What questions do you use to help leaders reflect on their year, progress made and challenges encountered? Take a moment to identify some of the questions you could use this month. Next week I will share some of the questions I use to help leaders project into the new year to formulate goals they want to pursue.
I have a long history of following the Arsenal Football Club. One of the most successful coaches in the football (soccer) world is Arsene Wenger (see photo above) who has served the club since 1996. His resume includes three league titles, six cup titles and an amazing run in the Champion’s League since 2005. He is one of the most sought after coaches in the world but has remained true to Arsenal. Arsene Wenger has coaching credibility.
I’ve had several conversations with leaders who aspire to grow their coaching ministries. These include pastors, church planters and network leaders who want to become more adept at coaching and some who are considering the possibility of branding their coaching practice with a website, blog, etc. The conversation inevitably lands on the question, “how do you engage people in a coaching relationship?”
Coaching credibility matters. It is the most fruitful way to attract disciples and leaders. It is the best way to grow a coaching ministry.
Here are a few ideas to spot people who you might want to coach in 2017:
- Start with people you currently know.
- Be aware of where people are on their discipleship journey.
- Ask the Lord to bring people across your path who you should invest your time.
- Be open to people who approach you and are interested in their leadership development.
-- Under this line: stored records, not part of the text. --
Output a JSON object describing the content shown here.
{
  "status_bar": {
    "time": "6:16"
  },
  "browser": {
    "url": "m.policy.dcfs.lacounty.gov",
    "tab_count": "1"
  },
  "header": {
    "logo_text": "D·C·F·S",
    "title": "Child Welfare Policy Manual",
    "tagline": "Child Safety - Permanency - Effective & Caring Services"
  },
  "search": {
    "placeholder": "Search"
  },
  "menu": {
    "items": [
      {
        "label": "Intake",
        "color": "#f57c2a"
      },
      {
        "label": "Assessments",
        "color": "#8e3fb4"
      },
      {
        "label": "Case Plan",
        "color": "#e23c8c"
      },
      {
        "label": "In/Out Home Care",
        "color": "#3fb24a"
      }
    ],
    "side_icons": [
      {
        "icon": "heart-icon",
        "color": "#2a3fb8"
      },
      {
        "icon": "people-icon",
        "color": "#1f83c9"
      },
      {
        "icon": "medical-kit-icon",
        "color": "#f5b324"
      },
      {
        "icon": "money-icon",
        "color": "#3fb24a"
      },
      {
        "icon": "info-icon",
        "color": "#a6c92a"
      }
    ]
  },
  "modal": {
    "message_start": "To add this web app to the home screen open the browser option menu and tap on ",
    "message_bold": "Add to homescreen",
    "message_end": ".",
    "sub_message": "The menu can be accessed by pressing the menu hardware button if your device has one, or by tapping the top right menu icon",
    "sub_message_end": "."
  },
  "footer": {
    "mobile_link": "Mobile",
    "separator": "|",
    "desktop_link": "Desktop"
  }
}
- Approach 1-2 people that you believe have the desire and capacity to raise their discipleship or leadership game.
What are some other ways you engage people in coaching relationships? Thank you for sharing your thoughts below.
I have always been interested in finding ways to preserve the planet in the manner we design living spaces, buildings and parks. In addition, a vision I had as a college student was to preserve God’s creation by using environmentally-friendly materials that would reduce the carbon footprint. That led to a degree in Environmental Design. What I lacked was a theological framework to anchor my vision. This is one reason why I am enjoying “The Skeleton’s in God’s Closet: The Mercy of Hell, the Surprise of Judgment, the Hope of Holy War” by Joshua Ryan Butler. A book like this creates a theological framework for issues like environmental stewardship, issues of social-justice, racial inequality, engaging the poor and oppressed.
The author acknowledges the difficult questions that gnaw under the surface for many a follower of Christ. As I read the author’s argument to these thorny issues, I reflected on missiological questions that have implications for catalyzing disciplemaking movements.
- What is the Gospel message?
- How do disciplemaking movements keep the centrality of the Gospel message?
- What gaps exist in your missiology?
- How does this change the way you catalyze disciplemaking movements?
- What is the most important shift that needs to occur in your praxis?
We live in an exciting era. Butler represents one of many voices rediscovering the radical intent of the Gospel. I’m curious what other authors are dealing with similar issues as “The Skeleton’s in God’s Closet: The Mercy of Hell, the Surprise of Judgment, the Hope of Holy War”. Please share the names of authors and books that challenge your missiolgy, I would be interested in hearing who you are learning from below.